Dried fruits have been popular since ancient times. When King David was crowned, raisins were served at the royal feast. And in the 16th-Century French court of Francis I, women presented their admirers with baskets of dried prunes.
The first men to land on the moon ate dried peaches for dessert.
Fruits are dried to reduce their moisture content and to condense the sugar enough to prevent the formation of mold.
In ancient Rome, grapes were dried by dropping them in ashes to remove some of the natural moisture, then dried further in the sun.
Nowadays, most fruits are ripened on the tree or vine, then dried in trays exposed to the sun.

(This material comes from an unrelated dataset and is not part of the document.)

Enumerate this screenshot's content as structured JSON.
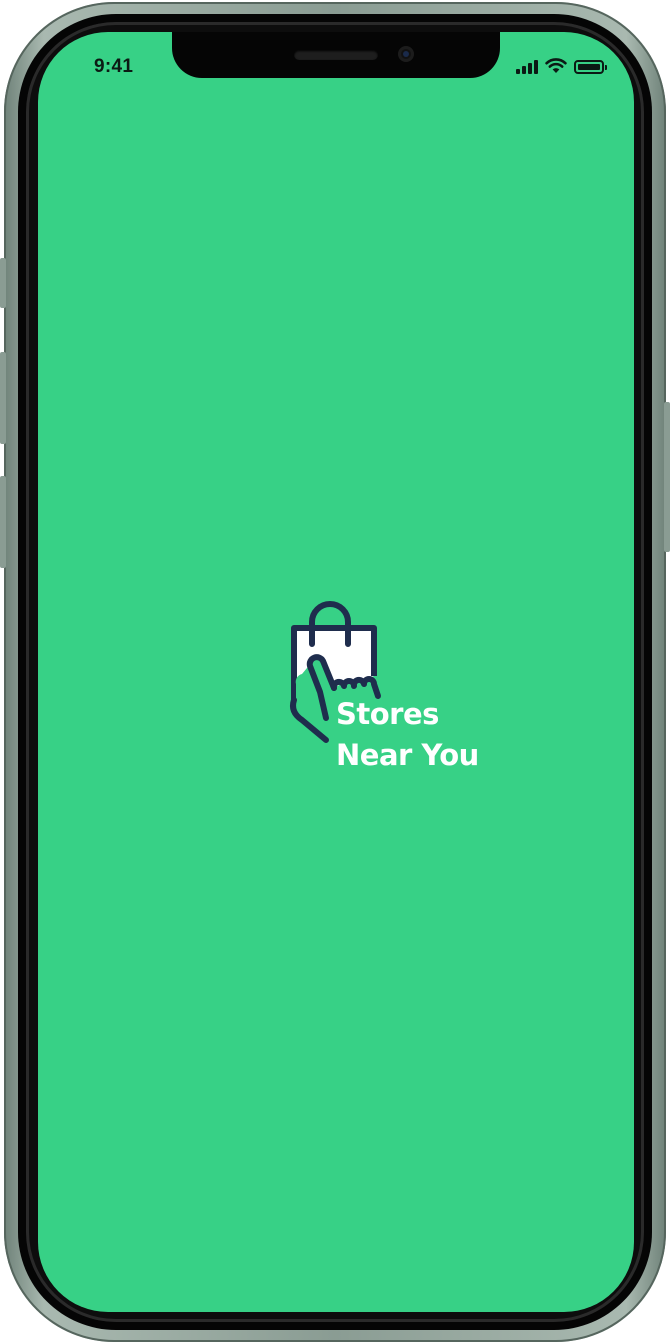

America began selling dried fruits on a large scale in the mid-19th Century and packing houses were soon opened.
Various lands have their favorite fruit mixtures. Cold dried-fruit soup is popular throughout Scandinavia. In Portugal, almond-stuffed dried figs are a big favorite. In Turkey, cooks use currants in preparing mussels. The English have long been fond of dried fruits in cakes and puddings.
Dried apricots, raisins and prunes are especially good in soups, as in the following recipe. DRIED FRUIT SOUP
8 cups cold water
1 cup dried apricots